doing that. As such, I agree with Pete's post.
To use that you'd have to write a noniterator for the output, and the
operator that takes the 2 parameters would get the functor to invoke on
the object. Easier to write the algorithm, but if we really want to use
transform:
iterator: all of the operators (++, *, =) will do nothing. operator=()
could be a template because it does nothing with its parameter anyway.
Not sure what you'd do with the typedefs if we really need them anyway.
operator:
struct call_func
{
template < typename F, typename P >
void operator() ( F func, P param )
{
func( param );
}
};
The final way is to use for_each and get the functor to store the
beginning of one sequence. Let's say it stores the functors. Again it
could store an iterator.
template < typename FuncIterator >
struct FunctorFunctor
{
private:
FuncIterator func_iter;
public:
explicit FunctorFunctor( FuncIterator fi ) : func_iter ( fi ) {}
template < typename T >
void operator() ( T t )
{
(*func_iter)( t );
++func_iter;
}
};
template< typename FuncIterator >
FunctorFunctor< FuncIterator functor_functor( FuncIterator fi )
{
return FunctorFunctor< FuncIterator >( fi );
}  
P: n/a

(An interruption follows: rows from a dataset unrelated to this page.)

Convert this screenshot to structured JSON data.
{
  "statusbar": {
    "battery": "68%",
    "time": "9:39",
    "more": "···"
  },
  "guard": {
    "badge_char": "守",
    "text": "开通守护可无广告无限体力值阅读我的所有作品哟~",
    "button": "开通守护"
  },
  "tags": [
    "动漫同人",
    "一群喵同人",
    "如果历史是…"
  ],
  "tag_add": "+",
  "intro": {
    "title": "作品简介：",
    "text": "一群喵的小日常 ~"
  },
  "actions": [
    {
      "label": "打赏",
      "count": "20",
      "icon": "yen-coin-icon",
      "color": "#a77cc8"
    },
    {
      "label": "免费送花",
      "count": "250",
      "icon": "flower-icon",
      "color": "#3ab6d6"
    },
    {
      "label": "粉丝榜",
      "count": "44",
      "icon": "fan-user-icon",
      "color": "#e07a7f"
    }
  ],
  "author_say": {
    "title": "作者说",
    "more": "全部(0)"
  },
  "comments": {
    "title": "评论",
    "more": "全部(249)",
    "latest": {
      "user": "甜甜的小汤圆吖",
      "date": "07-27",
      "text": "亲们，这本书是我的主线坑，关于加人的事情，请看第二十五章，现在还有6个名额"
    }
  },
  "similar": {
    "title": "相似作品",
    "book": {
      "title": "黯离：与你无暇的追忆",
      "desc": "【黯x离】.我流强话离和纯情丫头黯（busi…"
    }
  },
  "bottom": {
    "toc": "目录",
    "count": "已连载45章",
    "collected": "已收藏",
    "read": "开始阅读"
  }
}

Ok, the solution is to write my own STL like function. I like the apply
idea.
If I were to return values from the function and store these in a
result vector then I could use transform a la:
transform (values.begin(), values.end(), functors.begin(),
results.begin(), my_apply());
where:
struct my_apply
{
template< typename T, typename F >
T operator()(T& x, F& f) {
return f(x);
}
};
Does this work with boost::lambda?
transform (values.begin(), values.end(), functors.begin(),
results.begin(), _2(_1) );
Thanks,
Alan
On Nov 14, 4:00 pm, "Daniel T." <danie...@earthlink.netwrote:
In article <1163518005.185341.257...@h48g2000cwc.googlegroups .com>,
alan.patters...@gmail.com wrote:
I have a vector of N values and a vector of N functors. I want to apply
each functor to its corresponding value. What would be the 'correct'
STL way to do this.
for_each takes on functor and applies it to every element.
So presumably transform is a better option but it also takes one
functor.
This is obviously easily solved by a variety of methods but I am
interested in how the STL would best solve this problem.
e.g.
// fill vector with some values
vector<intx (values.begin(), values.end());
vector<functorfuncs;
// fill funcs with different functors, or functors with different
parameters
// would like to do STL equivalent of
for (int i=0; i<x.size(); ++i) {
funcs[i](x[i]);
}There is a transform that takes iterators into two containers, but it
assumes that the functions will produce outputs and you don't seem to be
doing that. As such, I agree with Pete's post.

To send me email, put "sheltie" in the subject.
 
P: n/a

Earl Purple wrote:
Pete Becker wrote:
>I'd write the explicit loop. But if you want to write a template that takes iterators, it would be something like this:
template <class Iter1, class Iter2> void apply(Iter1 first1, Iter1 last1, Iter2 first2, Iter2 last2) { while (first1 != last1 && first2 != last2) (*first1++)(*first2++); }
Do you need to increment both?
Yes, you need to increment both. If you like, you can skip the second
comparison, but the information is there, so why not use it?
transform that takes 2 inputs only
increments one and relies on "UB" if the unchecked sequence is shorter
than the first.
It doesn't rely on UB. In fact, I'm not even sure what that means. It
says that the behavior is undefined if the second sequence is too short.
>
Also although it can be written in one line, I think it's better to use
preincrement because it avoids a copy of the iterator, and you don't
know how expensive that might be from a template. Although it is more
lines in your code, I don't see that it will generate more lines of
object code. So how about:
template< typename Iter1, typename Iter2 >
void apply( Iter1 first1, Iter1 last1, Iter2 first2 )
{
while ( first1 != last1 )
{
(*first1)(*first2);
++first1;
++first2;
}
}
Write it however you like.

 Pete
Roundhouse Consulting, Ltd. ( www.versatilecoding.com)
Author of "The Standard C++ Library Extensions: a Tutorial and
Reference." ( www.petebecker.com/tr1book)   This discussion thread is closed Replies have been disabled for this discussion.   Question stats  viewed: 1559
 replies: 6
 date asked: Nov 14 '06